- THE TASK: Your response should reproduce every line of the entries that contains the word "HomePC".

- Element data from apps and pages:
------------------------------

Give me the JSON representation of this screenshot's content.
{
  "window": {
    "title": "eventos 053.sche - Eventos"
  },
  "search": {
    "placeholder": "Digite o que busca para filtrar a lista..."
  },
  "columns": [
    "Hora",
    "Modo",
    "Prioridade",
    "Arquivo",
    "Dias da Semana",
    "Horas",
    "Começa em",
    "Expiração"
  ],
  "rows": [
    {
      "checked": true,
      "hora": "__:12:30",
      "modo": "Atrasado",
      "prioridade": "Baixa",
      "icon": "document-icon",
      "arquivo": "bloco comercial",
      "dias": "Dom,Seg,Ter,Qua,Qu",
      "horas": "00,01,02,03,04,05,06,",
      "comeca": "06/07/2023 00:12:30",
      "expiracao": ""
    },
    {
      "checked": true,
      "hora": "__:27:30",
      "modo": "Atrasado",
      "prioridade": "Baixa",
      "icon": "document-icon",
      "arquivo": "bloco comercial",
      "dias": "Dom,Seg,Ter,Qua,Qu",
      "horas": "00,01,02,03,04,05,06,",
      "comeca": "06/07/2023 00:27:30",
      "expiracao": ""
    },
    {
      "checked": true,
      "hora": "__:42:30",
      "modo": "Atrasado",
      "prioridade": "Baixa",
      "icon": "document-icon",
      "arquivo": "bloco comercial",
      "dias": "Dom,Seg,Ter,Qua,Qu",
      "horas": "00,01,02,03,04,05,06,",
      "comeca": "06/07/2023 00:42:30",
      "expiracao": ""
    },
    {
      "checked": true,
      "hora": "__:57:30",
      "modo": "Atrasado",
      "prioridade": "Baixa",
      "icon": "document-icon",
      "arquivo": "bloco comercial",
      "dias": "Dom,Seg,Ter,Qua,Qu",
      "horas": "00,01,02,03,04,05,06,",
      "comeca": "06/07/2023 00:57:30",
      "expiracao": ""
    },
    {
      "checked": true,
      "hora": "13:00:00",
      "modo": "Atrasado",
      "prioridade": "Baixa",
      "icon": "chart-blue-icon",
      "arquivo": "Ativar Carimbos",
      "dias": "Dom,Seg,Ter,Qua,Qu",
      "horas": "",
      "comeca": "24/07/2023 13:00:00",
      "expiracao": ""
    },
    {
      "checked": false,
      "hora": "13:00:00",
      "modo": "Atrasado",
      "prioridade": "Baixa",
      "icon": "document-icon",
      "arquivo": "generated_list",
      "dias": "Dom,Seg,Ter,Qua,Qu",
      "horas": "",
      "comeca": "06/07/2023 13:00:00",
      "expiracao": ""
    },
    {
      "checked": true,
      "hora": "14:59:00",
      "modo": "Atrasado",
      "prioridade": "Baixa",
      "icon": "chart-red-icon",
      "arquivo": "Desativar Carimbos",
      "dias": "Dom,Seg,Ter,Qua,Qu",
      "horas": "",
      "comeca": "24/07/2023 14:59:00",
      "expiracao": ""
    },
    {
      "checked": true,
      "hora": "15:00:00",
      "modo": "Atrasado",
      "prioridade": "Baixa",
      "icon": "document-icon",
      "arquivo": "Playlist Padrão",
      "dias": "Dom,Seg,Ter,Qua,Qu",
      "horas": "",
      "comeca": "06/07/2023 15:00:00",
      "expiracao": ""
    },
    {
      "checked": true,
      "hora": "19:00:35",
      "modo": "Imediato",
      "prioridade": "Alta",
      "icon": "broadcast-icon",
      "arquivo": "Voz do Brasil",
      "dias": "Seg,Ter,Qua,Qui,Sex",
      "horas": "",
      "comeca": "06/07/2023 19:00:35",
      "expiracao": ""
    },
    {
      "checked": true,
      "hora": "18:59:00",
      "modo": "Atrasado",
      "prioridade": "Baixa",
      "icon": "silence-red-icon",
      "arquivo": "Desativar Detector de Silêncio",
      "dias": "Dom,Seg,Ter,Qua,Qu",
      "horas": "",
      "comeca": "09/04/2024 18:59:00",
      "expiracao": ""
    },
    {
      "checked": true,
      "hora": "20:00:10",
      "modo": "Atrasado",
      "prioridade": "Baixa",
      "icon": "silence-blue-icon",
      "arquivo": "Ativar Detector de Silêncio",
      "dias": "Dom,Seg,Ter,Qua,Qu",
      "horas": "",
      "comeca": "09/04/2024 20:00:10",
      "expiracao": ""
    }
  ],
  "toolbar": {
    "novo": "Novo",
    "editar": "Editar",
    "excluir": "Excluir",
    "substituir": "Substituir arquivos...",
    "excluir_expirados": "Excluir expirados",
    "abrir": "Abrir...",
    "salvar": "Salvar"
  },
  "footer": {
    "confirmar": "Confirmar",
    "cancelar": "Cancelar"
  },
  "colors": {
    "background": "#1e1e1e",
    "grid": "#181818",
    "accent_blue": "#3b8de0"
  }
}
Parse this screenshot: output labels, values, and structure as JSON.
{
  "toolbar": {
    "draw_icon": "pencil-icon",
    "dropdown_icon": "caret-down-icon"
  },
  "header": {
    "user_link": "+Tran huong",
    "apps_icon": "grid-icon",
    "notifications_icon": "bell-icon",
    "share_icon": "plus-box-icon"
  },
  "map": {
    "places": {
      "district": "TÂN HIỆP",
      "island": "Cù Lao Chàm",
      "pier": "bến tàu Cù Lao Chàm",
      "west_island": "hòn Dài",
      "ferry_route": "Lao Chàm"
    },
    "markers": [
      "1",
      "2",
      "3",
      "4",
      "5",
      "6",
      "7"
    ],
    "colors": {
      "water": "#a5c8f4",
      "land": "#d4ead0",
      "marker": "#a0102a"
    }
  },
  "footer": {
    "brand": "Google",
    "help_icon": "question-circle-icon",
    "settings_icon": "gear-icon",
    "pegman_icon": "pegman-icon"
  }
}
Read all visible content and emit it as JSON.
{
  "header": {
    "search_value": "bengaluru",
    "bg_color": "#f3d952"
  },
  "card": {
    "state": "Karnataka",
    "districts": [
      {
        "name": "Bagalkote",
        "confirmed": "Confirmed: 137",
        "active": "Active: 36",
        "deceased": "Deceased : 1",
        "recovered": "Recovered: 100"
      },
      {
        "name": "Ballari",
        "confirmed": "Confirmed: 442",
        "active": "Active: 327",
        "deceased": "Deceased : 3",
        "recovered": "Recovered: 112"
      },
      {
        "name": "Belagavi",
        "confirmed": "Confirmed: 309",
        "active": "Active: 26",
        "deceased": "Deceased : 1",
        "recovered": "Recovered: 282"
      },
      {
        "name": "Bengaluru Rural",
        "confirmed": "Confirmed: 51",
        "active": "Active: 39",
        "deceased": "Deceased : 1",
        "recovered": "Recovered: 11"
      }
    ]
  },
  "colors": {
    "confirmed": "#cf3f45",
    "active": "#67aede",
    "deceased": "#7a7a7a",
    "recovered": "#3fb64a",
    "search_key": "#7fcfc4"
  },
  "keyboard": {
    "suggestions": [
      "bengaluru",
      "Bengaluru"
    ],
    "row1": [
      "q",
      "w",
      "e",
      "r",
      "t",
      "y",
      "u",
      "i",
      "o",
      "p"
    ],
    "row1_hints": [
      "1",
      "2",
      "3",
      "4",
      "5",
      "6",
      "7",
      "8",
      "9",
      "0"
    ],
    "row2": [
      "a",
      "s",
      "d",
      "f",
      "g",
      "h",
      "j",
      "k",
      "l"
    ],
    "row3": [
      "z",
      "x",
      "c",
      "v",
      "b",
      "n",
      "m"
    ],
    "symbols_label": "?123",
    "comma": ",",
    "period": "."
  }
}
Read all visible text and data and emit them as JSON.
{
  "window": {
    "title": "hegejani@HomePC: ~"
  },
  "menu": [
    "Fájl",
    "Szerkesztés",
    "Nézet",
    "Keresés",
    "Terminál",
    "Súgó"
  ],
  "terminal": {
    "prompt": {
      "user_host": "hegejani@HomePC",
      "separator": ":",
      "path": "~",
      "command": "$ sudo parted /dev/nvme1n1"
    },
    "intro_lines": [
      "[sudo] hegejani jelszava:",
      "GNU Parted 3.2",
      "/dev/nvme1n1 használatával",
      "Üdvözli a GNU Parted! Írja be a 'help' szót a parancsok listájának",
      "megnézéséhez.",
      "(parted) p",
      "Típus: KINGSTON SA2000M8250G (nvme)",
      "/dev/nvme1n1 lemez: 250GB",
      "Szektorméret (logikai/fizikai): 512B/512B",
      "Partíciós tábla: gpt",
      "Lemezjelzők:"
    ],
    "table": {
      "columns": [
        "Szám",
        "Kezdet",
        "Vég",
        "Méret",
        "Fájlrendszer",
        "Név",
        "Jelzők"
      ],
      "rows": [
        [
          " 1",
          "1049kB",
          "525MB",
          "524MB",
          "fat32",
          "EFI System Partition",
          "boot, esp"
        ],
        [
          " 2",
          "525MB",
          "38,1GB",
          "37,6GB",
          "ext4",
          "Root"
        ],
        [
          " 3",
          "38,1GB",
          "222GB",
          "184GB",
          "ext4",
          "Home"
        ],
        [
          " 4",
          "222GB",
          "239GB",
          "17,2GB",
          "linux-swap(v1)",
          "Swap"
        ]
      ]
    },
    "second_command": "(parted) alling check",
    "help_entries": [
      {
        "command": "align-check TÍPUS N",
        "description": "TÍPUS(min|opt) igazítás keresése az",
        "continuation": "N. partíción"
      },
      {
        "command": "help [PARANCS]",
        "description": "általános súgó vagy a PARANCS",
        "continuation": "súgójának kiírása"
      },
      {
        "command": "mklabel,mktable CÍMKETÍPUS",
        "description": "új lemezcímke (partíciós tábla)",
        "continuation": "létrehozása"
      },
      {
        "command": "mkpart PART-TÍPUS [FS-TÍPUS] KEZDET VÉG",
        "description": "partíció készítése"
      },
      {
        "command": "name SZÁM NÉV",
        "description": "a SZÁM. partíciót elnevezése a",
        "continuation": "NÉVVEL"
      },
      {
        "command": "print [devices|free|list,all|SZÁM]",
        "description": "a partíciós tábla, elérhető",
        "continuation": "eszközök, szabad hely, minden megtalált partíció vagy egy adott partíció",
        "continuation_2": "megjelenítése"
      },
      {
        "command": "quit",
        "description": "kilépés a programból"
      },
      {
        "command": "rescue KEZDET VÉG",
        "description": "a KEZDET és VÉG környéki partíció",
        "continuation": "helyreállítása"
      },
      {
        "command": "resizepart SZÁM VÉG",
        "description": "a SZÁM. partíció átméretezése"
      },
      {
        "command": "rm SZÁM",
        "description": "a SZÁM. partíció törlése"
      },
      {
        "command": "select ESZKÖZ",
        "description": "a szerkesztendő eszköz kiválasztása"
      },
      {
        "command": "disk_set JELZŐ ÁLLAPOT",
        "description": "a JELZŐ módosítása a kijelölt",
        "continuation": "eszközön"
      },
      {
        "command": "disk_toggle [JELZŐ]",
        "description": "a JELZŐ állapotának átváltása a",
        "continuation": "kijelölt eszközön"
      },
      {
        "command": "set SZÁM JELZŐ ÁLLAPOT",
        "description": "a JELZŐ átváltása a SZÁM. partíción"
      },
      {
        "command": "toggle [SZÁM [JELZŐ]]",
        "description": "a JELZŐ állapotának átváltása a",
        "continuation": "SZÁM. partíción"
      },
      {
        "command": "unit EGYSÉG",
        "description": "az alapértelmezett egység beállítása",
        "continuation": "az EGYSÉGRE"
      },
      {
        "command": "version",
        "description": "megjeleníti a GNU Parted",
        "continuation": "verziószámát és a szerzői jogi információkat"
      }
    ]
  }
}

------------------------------

- EXERCISE ANSWER:
    "title": "hegejani@HomePC: ~"
      "user_host": "hegejani@HomePC",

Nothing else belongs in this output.